**Activity**.
For the entries that follow, say how many lines hold the string "Djuric", with nothing else in the reply.

(Website and app data records)
☆ ☆ ☆

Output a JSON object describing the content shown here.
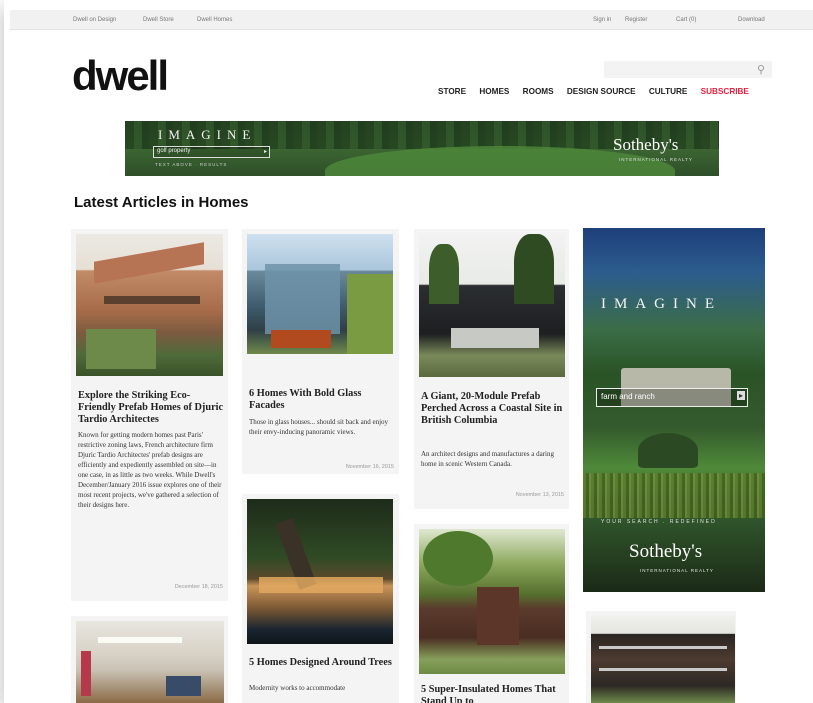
{
  "utility_bar": {
    "links": [
      "Dwell on Design",
      "Dwell Store",
      "Dwell Homes"
    ],
    "right": {
      "sign_in": "Sign in",
      "register": "Register",
      "cart": "Cart (0)",
      "download": "Download"
    }
  },
  "header": {
    "logo": "dwell",
    "nav": [
      "STORE",
      "HOMES",
      "ROOMS",
      "DESIGN SOURCE",
      "CULTURE"
    ],
    "subscribe": "SUBSCRIBE"
  },
  "banner_ad": {
    "headline": "IMAGINE",
    "field_text": "golf property",
    "field_arrow": "▸",
    "subline": "TEXT ABOVE · RESULTS",
    "brand": "Sotheby's",
    "brand_sub": "INTERNATIONAL REALTY"
  },
  "section": {
    "title": "Latest Articles in Homes"
  },
  "articles": [
    {
      "title": "Explore the Striking Eco-Friendly Prefab Homes of Djuric Tardio Architectes",
      "description": "Known for getting modern homes past Paris' restrictive zoning laws, French architecture firm Djuric Tardio Architectes' prefab designs are efficiently and expediently assembled on site—in one case, in as little as two weeks. While Dwell's December/January 2016 issue explores one of their most recent projects, we've gathered a selection of their designs here.",
      "date": "December 18, 2015"
    },
    {
      "title": "6 Homes With Bold Glass Facades",
      "description": "Those in glass houses... should sit back and enjoy their envy-inducing panoramic views.",
      "date": "November 16, 2015"
    },
    {
      "title": "A Giant, 20-Module Prefab Perched Across a Coastal Site in British Columbia",
      "description": "An architect designs and manufactures a daring home in scenic Western Canada.",
      "date": "November 13, 2015"
    },
    {
      "title": "5 Homes Designed Around Trees",
      "description": "Modernity works to accommodate"
    },
    {
      "title": "5 Super-Insulated Homes That Stand Up to"
    }
  ],
  "side_ad": {
    "headline": "IMAGINE",
    "field_text": "farm and ranch",
    "field_arrow": "▸",
    "tagline": "YOUR SEARCH . REDEFINED",
    "brand": "Sotheby's",
    "brand_sub": "INTERNATIONAL REALTY"
  },
  "colors": {
    "accent_subscribe": "#e8203f",
    "utility_bar_bg": "#f1f1f1",
    "card_bg": "#f4f4f4"
  }
}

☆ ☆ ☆

**Finished task**.
2